## What the task asks
Which lines in the data below contain the word "label"? Pull each of them out.

=== Supplied material ===

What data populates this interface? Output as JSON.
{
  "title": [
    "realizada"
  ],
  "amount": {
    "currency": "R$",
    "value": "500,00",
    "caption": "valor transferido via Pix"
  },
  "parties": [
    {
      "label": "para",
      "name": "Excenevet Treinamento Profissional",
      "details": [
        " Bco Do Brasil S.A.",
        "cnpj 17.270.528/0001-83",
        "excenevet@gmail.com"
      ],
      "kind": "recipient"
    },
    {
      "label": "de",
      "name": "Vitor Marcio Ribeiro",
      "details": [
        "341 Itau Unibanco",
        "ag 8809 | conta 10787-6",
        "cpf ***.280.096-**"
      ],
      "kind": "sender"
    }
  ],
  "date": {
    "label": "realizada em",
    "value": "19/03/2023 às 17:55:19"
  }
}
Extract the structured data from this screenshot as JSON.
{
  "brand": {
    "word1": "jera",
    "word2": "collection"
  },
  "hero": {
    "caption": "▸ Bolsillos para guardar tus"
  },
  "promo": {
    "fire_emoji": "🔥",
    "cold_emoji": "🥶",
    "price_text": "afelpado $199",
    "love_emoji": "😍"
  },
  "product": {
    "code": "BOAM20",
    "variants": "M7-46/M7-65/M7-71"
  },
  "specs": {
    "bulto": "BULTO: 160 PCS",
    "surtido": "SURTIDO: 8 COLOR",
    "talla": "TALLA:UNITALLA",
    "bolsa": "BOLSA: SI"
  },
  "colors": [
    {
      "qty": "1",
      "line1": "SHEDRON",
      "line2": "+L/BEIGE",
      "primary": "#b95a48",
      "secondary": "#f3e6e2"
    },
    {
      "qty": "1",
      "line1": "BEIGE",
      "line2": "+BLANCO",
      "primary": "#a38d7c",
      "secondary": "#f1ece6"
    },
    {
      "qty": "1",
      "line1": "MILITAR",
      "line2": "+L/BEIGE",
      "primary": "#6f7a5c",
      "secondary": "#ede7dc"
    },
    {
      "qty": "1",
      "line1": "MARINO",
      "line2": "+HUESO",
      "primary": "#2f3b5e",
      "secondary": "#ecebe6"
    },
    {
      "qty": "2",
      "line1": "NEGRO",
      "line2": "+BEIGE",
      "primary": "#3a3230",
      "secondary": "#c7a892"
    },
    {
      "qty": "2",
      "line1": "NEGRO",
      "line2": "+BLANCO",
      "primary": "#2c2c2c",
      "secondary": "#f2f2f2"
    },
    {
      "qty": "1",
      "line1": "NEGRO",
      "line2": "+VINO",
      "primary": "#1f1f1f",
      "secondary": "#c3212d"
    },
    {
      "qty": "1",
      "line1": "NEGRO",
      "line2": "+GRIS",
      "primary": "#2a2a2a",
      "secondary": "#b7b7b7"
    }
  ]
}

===

## The completed task
      "label": "para",
      "label": "de",
    "label": "realizada em",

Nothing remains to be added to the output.